After you build formula templates, you can use the templates to create formula instances. In formula instances, you replace the variables in the templates with actual elements and values.

Formulas are a great way to move the logic out of your apps and into Cloud Elements. This helps keep your code less complex and more maintainable so you can focus on meeting your customers' needs.


We give detailed examples of formulas in the Examples section. But, to help you understand the power of formulas, here's a common example.

A common use case is keeping contacts synced across many systems. You might need to make sure that whenever a contact is added to Salesforce, it also syncs to HubSpot. To do this, you must first transform the data. Then, create a formula template that listens for updates to contacts in one API provider, and then pushes those contacts to another. After you set up the template, create a formula instance where you plug in Salesforce as the source element and HubSpot as the target element.


To help you understand formulas, review the definitions in this section.

formula template
A reusable workflow that is independent of the element and includes the triggers, steps, and variables for a formula instance to execute the workflow.
formula instance
A specific instance of a formula template configured with explicit variables and associated with specific element instances.
An action that occurs and kicks off a formula.

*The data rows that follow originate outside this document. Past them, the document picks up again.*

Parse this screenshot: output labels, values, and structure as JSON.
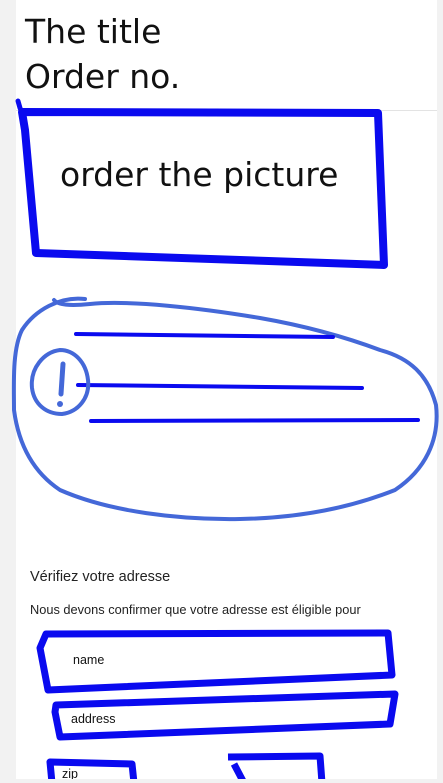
{
  "header": {
    "title": "The title",
    "order_no": "Order no."
  },
  "picture_placeholder": {
    "label": "order the picture"
  },
  "address_section": {
    "heading": "Vérifiez votre adresse",
    "description": "Nous devons confirmer que votre adresse est éligible pour"
  },
  "form": {
    "fields": [
      {
        "label": "name"
      },
      {
        "label": "address"
      },
      {
        "label": "zip"
      }
    ]
  },
  "colors": {
    "annotation_blue": "#0a0aef",
    "annotation_light_blue": "#4468d8",
    "page_background": "#ffffff"
  },
  "icons": {
    "alert": "exclamation-icon"
  }
}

Triggers can be events set up on an element instance, an API call to an element instance, a scheduled occurrence, or manually triggered.
An individual step within a formula workflow that can include branches to subsequent success and failure steps.
Variables that represent either element instances or specific values that must be supplied for each formula instance.

Formula Engine Versions

We support two versions of the formula engine: V1 and V3. The V1 engine remains the default engine and all formulas created prior to 2018 were created with the V1 engine. The V3 engine utilizes many architectural and technological improvements to offer efficiency and performance gains. However, your contacts at Cloud Elements will upgrade your formulas for you at first. This helps us to understand the consequences and to evaluate the results of the upgraded formulas. Over time you will be able to upgrade your own formulas, and soon the V3 engine will be the default engine on which you will build all formulas.

While you can access the functionality to upgrade a formula through the Formula Edit page, we encourage you to contact Cloud Elements before doing so. Note that you cannot upgrade a formula that uses single threaded executions.